• [Instructions for the task]
Which lines of the data contain the string "Time"? Copy every one of them.

──────── Extracted records

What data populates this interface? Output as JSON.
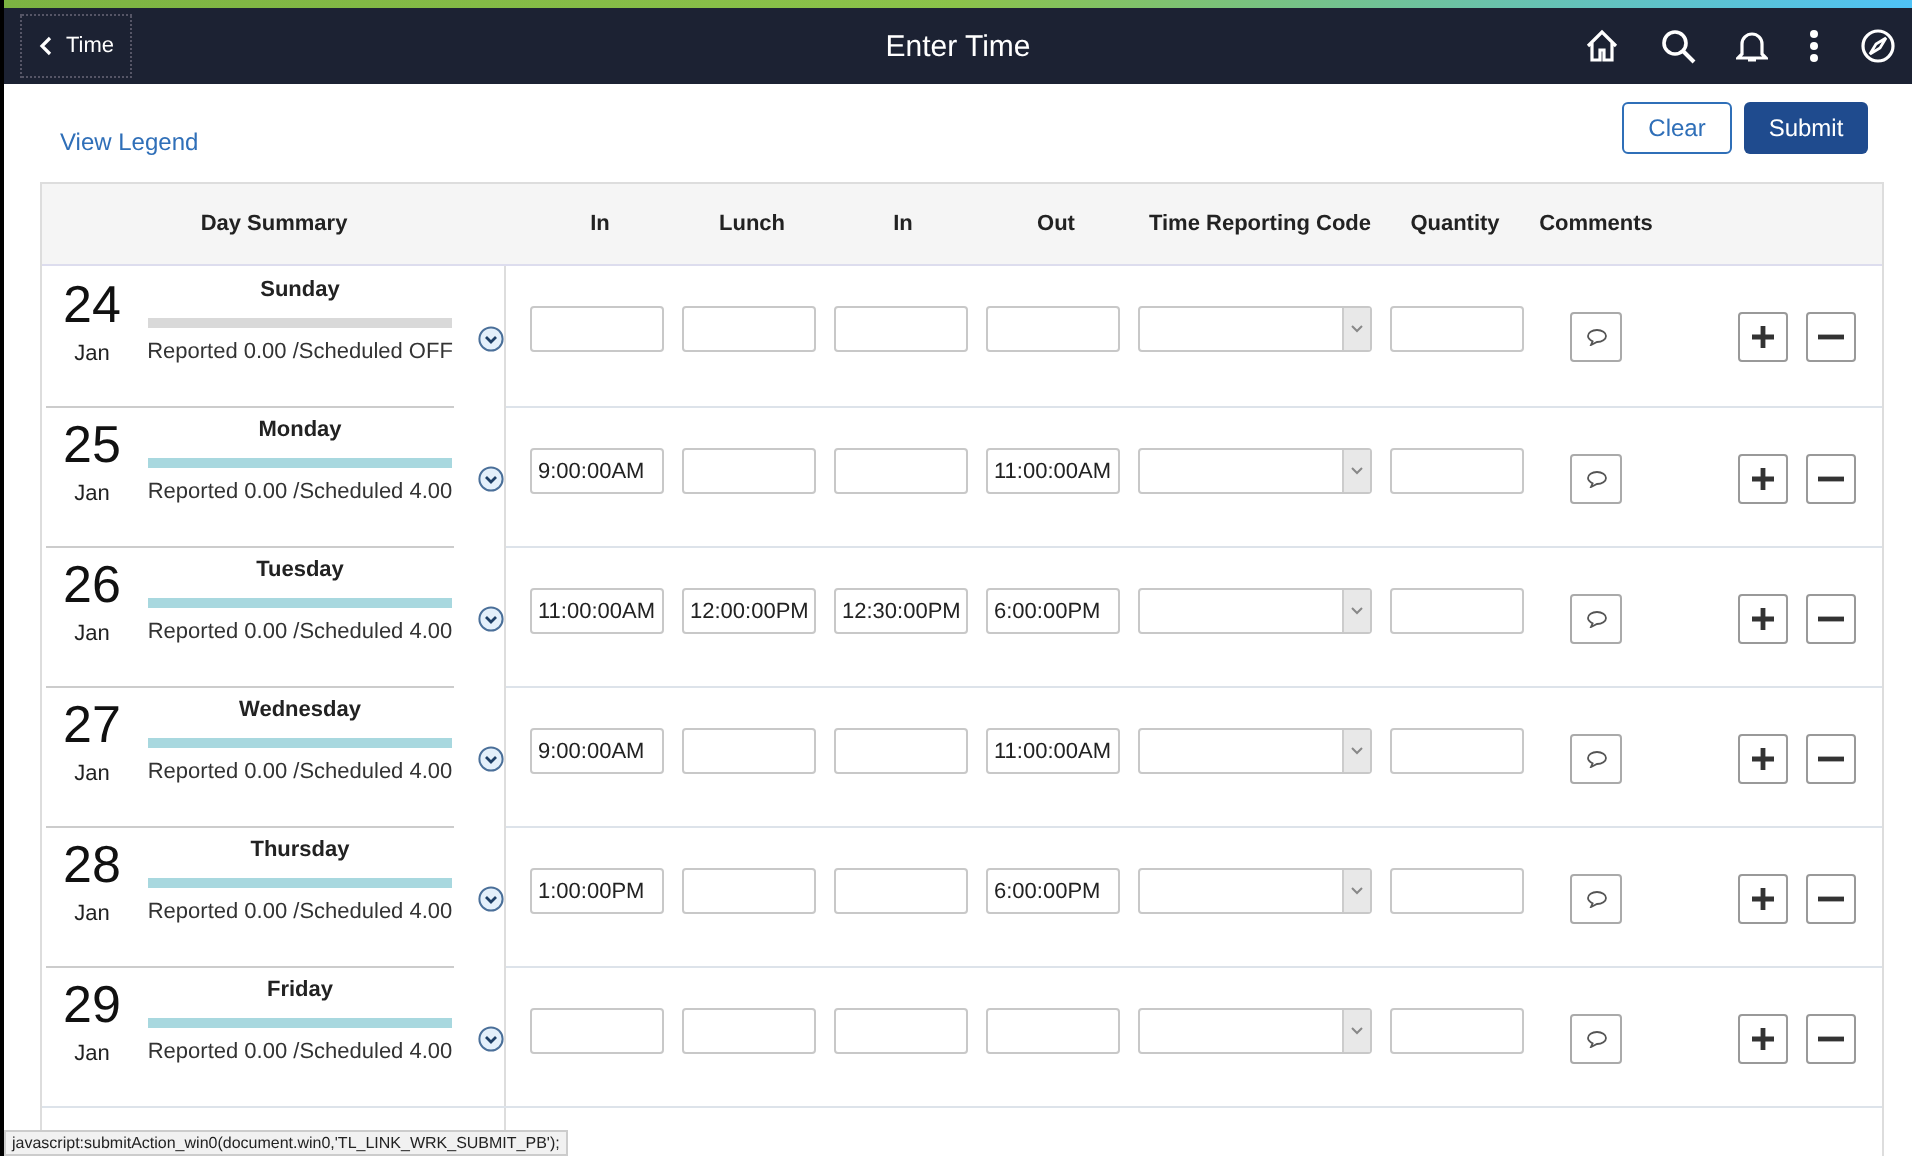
{
  "header": {
    "back": "Time",
    "title": "Enter Time"
  },
  "actions": {
    "legend": "View Legend",
    "clear": "Clear",
    "submit": "Submit"
  },
  "columns": [
    "Day Summary",
    "In",
    "Lunch",
    "In",
    "Out",
    "Time Reporting Code",
    "Quantity",
    "Comments"
  ],
  "days": [
    {
      "day": "24",
      "month": "Jan",
      "weekday": "Sunday",
      "color": "#d9d9d9",
      "summary": "Reported 0.00 /Scheduled OFF"
    },
    {
      "day": "25",
      "month": "Jan",
      "weekday": "Monday",
      "color": "#a8d8df",
      "summary": "Reported 0.00 /Scheduled 4.00",
      "in": "9:00:00AM",
      "out": "11:00:00AM"
    },
    {
      "day": "26",
      "month": "Jan",
      "weekday": "Tuesday",
      "color": "#a8d8df",
      "summary": "Reported 0.00 /Scheduled 4.00",
      "in": "11:00:00AM",
      "lunch": "12:00:00PM",
      "in_2": "12:30:00PM",
      "out": "6:00:00PM"
    },
    {
      "day": "27",
      "month": "Jan",
      "weekday": "Wednesday",
      "color": "#a8d8df",
      "summary": "Reported 0.00 /Scheduled 4.00",
      "in": "9:00:00AM",
      "out": "11:00:00AM"
    },
    {
      "day": "28",
      "month": "Jan",
      "weekday": "Thursday",
      "color": "#a8d8df",
      "summary": "Reported 0.00 /Scheduled 4.00",
      "in": "1:00:00PM",
      "out": "6:00:00PM"
    },
    {
      "day": "29",
      "month": "Jan",
      "weekday": "Friday",
      "color": "#a8d8df",
      "summary": "Reported 0.00 /Scheduled 4.00"
    }
  ],
  "status_bar": "javascript:submitAction_win0(document.win0,'TL_LINK_WRK_SUBMIT_PB');"
}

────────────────

• [Written answer]
    "back": "Time",
    "title": "Enter Time"
    "Time Reporting Code",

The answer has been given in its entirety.